California Musical Theatre’s Richard Lewis isn’t taking any chances with the production pipeline that brings professional musical theater touring shows to town.
In announcing the Broadway Sacramento 2014-15 season, Lewis and CMT have publicized a larger-than-usual stake in one of the shows. Along with other members of Independent Producers Network, they’ll be producing “Joseph and the Amazing Technicolor Dreamcoat,” which runs Jan. 27-Feb. 1, 2015.
Other CMT shows are “Jersey Boys” (Nov. 5-22), “Dirty Dancing – The Classic Story on Stage” (Dec. 26- Jan. 4), “Rain: A Tribute to the Beatles” (March 17-22, 2015), “Once” (April 14-19, 2015), and “Rodgers + Hammerstein’s Cinderella” (May 12-17, 2015).
“Looking down the road at the potential for there to be a lack of product, you can hit dry spells,” Lewis said. “We wanted to get together, pick a title, pony up the dollars and produce a show specifically for us.”
The IPN is a group of presenters that includes Sacramento’s CMT, Broadway San Diego, Broadway San Jose, Center Theater Group (in Los Angeles), and Seattle’s 5th Avenue Theatre. Each group presents touring Broadway shows in its respective city. The idea of producing “Joseph” appealed to the involved parties as a way to keep the product up to standards while accommodating the presenters’ complex schedules, Lewis said.
The presenters are subject to the availability of tours, and some shows, such as “Book of Mormon,” have performed so strongly in the primary markets (San Francisco, for example) that secondary markets such as Sacramento haven’t been able to secure them yet. Other popular shows have different restrictions. “Jersey Boys,” for example, was unavailable on the West Coast for three years while it had a residency in Las Vegas.
In addition, CMT differs from other presenters as it also produces Music Circus, a summer series of original productions at the Wells Fargo Pavilion. Lewis must coordinate his five Music Circus titles with his six Broadway Sacramento presentations so there’s no overlapping of content.
“We are an anomaly in the group because we have to look out for titles we want to hold and do (later) for Music Circus,” Lewis said. “ ‘Joseph’ is one of those of titles, and for us it’s a good piece of work to do at the Music Circus (which last presented it in 2010). But we’ll just have to wait a few years and we’ll do it down the road.”
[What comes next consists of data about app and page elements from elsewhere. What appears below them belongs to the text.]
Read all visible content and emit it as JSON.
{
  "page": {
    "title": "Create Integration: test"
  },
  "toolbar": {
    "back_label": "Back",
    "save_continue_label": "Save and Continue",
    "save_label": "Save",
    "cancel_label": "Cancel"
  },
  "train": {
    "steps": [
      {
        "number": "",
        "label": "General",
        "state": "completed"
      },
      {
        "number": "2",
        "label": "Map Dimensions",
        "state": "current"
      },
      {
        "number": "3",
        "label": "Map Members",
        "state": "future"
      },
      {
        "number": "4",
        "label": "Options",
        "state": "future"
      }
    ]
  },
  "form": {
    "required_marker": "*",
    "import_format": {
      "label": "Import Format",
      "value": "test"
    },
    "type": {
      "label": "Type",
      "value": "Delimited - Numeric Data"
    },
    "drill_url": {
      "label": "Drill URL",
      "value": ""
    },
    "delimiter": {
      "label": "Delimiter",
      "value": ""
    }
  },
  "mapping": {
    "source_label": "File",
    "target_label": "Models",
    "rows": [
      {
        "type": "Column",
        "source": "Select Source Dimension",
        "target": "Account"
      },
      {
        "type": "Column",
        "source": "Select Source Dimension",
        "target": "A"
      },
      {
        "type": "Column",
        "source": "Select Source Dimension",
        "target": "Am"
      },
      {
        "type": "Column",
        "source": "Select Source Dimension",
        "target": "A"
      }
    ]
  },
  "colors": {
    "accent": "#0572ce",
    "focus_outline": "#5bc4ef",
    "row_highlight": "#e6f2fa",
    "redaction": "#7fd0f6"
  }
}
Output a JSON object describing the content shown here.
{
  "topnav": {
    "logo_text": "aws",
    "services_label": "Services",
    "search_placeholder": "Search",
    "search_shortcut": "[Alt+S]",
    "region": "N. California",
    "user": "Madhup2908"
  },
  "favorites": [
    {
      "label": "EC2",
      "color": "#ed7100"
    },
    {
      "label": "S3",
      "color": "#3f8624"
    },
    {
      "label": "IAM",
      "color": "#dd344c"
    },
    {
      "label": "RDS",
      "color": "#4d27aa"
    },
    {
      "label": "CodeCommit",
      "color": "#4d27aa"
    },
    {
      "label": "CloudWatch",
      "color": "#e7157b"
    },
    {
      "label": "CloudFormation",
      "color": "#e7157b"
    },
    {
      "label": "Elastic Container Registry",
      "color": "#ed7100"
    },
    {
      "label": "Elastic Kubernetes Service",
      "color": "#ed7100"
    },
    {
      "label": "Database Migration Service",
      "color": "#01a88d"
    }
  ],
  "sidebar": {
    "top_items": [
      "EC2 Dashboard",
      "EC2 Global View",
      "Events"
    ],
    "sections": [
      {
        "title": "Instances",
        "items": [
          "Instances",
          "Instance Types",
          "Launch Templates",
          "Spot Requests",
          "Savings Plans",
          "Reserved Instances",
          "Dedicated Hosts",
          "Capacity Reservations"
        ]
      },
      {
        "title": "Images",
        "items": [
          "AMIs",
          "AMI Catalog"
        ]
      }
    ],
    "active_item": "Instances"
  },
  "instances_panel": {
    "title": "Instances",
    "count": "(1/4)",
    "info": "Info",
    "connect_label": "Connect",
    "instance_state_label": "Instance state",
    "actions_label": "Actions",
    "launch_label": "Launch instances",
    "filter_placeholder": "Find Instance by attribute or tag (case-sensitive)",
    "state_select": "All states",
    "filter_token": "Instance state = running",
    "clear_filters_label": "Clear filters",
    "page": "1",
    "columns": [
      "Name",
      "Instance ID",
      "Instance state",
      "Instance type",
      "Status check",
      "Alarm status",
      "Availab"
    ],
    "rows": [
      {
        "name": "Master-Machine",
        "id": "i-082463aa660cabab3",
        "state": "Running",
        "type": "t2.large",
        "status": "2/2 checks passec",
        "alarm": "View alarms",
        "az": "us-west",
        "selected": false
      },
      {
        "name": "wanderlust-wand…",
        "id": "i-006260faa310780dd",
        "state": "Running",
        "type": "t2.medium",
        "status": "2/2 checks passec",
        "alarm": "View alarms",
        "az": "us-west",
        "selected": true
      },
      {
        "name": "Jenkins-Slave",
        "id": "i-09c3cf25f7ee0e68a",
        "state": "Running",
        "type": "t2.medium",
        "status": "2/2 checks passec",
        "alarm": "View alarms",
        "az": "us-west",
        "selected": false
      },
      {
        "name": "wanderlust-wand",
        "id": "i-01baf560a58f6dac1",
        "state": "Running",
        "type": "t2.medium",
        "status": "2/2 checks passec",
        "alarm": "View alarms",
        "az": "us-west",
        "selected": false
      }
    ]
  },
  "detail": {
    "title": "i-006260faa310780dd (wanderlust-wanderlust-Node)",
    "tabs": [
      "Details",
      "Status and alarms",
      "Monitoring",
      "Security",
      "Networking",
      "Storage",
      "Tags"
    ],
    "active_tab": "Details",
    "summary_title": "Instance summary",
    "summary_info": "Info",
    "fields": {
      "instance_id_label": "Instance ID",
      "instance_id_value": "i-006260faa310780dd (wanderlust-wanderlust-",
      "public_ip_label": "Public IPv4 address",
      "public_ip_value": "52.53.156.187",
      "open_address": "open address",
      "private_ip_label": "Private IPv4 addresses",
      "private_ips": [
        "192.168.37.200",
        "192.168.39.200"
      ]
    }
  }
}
While CMT has previously invested in Broadway shows likely to tour, the last time the presenter actively produced its own Broadway Sacramento title was in 2004, when Leland Ball (former CMT producing director) helmed an original production of “Dreamgirls,” which also played in San Jose and Seattle.
“Joseph” lands in the middle of the new season, which gets off to a big-time start with “Jersey Boys” in November. The Tony-winning story of Frankie Valli and the Four Seasons has the longest run and most shows of any production on the schedule – 24 performances over three weeks. “Dirty Dancing,” which follows in December, is the second-longest-running production with a 10-day, 13-performance run.
After “Dirty Dancing,” the popular multimedia Beatles tribute “Rain” returns to Sacramento after a strong run in 2011. The show features four onstage musicians playing and singing hits and rarities from the Fab Four’s celebrated catalog while dressing in period costumes representing the group’s influential stylistic shifts.
“Once,” winner of eight Tony Awards, arrives at the Community Center Theater in April 2015. Based on the hit independent film – with music and lyrics by Academy Award winners Glen Hansard and Markéta Irglová – the production not only has its performers playing instruments live on stage, but its set includes a working bar.
“Before the show the audience is invited up to buy a drink, and at intermission they’re invited to buy a drink,” Lewis said.
The final show of the season is May’s “Rodgers + Hammerstein’s Cinderella,” which had its revival open March 3, 2013, at the Broadway Theatre in New York, where it’s still running. The production features a reworked book by playwright Douglas Carter Beane and new orchestrations of the score. The Music Circus produced the original Rodgers and Hammerstein version in 1961.
“It’s just a beautiful, classic piece of work,” Lewis said.
Call The Bee’s Marcus Crowder, (916) 321-1120. Follow him on Twitter @marcuscrowder.